Concentrations of nucleic acids from a range of respiratory viruses in wastewater solids collected from wastewater treatment plants correlate to clinical data on disease occurrence in the community contributing to the wastewater. Viral nucleic acids enter wastewater from excretions deposited in toilets or drains. To relate measured concentrations in wastewater at a treatment plant to the number of community infections, viral nucleic-acid concentrations in human excretions are needed as inputs to a mass balance model. Here, we carried out a systematic review and meta-analysis to characterize the concentrations and presence of influenza A and B, respiratory syncytial virus, metapneumovirus, parainfluenza virus, rhinovirus, and seasonal coronaviruses in stool, urine, mucus, sputum, and saliva. We identified 220 data sets from 50 articles and reported viral concentrations and presence in these excretions. Data were unevenly distributed across virus type (with the most available for influenza) and excretion type (with the most available for respiratory excretions). Most articles only reported the presence or absence of the virus in a cross-sectional study design. There is a need for more concentration data, including longitudinal data, across all respiratory virus and excretion types.
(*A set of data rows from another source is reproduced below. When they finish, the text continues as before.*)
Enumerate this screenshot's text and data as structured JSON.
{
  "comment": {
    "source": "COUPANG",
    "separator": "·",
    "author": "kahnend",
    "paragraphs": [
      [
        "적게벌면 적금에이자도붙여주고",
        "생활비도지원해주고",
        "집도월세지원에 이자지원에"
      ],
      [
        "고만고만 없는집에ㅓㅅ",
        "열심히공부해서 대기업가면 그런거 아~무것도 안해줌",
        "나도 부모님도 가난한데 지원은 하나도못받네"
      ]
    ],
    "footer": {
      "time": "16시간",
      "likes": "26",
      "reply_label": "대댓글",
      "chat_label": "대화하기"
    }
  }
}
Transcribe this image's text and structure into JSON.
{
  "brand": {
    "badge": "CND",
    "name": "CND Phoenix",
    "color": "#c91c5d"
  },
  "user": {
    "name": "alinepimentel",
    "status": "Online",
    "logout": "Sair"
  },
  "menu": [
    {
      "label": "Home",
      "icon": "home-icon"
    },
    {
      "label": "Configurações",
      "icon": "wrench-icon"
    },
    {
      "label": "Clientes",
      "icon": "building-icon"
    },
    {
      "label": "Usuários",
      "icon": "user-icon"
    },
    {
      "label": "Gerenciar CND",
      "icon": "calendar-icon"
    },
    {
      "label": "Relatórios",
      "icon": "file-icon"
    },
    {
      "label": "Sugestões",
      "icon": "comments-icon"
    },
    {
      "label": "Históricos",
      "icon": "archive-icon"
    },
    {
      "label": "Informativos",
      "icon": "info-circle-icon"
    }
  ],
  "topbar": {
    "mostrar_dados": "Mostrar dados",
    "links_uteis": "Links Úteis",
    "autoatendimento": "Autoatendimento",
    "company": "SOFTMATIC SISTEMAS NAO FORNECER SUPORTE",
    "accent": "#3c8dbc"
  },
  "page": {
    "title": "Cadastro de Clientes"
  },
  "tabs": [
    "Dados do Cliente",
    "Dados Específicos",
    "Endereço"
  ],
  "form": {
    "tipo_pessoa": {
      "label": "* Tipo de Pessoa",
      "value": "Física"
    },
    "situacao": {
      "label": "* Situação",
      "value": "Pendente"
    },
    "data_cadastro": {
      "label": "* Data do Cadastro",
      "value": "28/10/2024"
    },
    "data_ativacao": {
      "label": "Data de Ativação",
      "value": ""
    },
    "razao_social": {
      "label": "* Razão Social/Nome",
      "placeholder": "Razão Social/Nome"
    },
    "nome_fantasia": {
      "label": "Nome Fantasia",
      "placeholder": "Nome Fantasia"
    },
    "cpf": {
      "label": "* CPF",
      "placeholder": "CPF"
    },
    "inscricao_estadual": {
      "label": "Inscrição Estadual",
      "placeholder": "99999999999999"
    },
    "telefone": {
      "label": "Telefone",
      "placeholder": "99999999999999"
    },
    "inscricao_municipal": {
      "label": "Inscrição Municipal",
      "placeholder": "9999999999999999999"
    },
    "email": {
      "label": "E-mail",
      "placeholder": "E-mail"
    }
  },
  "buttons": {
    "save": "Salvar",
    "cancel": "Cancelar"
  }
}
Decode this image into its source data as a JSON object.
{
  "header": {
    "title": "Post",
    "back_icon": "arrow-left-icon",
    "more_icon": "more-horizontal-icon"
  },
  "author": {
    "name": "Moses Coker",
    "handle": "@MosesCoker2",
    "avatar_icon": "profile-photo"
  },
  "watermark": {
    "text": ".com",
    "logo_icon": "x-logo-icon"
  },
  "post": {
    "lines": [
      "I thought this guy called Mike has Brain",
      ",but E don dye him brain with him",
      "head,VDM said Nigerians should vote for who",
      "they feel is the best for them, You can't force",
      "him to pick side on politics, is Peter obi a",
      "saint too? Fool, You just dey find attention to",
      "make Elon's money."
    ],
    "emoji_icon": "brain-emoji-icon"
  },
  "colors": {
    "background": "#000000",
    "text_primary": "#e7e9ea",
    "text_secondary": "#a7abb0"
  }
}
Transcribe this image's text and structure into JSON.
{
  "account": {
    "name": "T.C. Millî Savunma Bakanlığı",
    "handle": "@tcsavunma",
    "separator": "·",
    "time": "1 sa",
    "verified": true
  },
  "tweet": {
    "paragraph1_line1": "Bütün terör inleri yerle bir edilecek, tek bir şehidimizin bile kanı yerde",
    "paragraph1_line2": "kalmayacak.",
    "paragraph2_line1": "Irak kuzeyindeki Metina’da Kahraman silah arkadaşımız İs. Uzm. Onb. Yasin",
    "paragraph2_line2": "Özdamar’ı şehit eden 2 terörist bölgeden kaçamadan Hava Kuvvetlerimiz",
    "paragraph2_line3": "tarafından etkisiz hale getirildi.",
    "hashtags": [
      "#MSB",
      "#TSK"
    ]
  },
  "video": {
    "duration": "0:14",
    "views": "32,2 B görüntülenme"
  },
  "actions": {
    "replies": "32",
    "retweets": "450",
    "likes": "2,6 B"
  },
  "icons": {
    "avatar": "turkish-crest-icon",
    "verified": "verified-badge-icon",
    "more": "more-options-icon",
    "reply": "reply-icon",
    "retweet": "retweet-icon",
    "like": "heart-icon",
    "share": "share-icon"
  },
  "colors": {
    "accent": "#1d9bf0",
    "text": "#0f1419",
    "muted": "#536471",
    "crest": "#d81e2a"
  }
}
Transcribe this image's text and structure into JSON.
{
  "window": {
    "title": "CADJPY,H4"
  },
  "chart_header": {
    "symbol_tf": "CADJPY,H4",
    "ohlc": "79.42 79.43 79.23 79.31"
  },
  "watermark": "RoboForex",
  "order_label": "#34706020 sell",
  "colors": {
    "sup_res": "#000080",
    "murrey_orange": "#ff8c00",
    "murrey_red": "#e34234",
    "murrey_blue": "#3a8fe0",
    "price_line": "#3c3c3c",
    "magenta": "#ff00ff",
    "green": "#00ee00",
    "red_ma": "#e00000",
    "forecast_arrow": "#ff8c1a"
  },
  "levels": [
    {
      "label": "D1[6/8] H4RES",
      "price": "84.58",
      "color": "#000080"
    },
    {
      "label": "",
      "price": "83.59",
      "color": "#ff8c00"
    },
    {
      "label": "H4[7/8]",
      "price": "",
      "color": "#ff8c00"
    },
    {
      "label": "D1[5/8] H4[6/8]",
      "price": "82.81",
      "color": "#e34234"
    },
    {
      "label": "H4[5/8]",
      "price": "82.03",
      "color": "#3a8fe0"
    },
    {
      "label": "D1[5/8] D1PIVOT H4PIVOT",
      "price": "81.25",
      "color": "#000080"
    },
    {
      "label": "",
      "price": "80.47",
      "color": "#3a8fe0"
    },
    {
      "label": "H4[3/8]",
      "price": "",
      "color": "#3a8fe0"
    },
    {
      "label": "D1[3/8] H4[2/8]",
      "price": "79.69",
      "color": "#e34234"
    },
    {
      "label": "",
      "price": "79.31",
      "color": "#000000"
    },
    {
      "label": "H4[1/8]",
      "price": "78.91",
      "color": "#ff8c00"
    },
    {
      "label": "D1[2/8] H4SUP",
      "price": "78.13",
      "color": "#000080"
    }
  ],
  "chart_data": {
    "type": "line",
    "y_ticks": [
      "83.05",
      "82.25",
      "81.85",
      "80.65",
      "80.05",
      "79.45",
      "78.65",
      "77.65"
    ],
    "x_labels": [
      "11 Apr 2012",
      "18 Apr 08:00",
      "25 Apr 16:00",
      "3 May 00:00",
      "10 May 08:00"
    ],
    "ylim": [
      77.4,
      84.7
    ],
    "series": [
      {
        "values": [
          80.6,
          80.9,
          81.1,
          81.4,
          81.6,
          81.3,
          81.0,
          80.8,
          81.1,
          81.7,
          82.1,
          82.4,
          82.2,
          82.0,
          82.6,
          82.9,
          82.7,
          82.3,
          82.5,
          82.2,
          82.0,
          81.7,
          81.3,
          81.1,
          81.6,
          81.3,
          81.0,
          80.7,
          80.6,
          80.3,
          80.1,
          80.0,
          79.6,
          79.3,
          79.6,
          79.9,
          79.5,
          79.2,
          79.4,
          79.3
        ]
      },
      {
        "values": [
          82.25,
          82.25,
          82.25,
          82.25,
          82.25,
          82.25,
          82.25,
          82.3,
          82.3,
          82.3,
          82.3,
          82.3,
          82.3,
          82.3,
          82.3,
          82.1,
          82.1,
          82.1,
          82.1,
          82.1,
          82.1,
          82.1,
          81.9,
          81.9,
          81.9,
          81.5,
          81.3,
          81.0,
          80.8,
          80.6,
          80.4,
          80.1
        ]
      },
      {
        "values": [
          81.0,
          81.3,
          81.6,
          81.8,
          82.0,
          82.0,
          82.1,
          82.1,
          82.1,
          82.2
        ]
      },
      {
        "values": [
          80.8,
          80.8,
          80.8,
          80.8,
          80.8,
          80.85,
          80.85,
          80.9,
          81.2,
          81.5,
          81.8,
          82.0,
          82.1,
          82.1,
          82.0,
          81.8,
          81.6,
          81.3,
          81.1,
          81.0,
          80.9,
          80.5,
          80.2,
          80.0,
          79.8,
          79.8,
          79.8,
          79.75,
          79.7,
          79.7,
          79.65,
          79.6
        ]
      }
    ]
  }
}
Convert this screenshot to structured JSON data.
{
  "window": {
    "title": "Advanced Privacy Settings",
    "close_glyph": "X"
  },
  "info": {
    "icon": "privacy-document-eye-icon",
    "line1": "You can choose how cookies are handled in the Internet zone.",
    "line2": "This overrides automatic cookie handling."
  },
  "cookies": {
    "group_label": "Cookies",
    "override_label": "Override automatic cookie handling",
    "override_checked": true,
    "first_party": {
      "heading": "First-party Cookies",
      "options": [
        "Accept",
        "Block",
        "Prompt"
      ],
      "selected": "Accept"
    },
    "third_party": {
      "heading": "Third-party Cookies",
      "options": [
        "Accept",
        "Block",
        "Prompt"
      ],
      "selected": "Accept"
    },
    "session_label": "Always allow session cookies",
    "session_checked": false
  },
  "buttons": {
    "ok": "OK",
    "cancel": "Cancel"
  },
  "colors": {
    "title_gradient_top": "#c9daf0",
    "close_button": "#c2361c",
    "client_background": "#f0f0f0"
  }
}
Such data would allow quantitatively linking virus wastewater concentrations to numbers of infected individuals.
Concentrations of respiratory viruses in excretions are necessary to translate measured concentrations in wastewater to infections in a community.
This systematic review collates information on the concentration and presence of a range of respiratory viruses in human excretions.
Data availability varies by virus type and excretion type.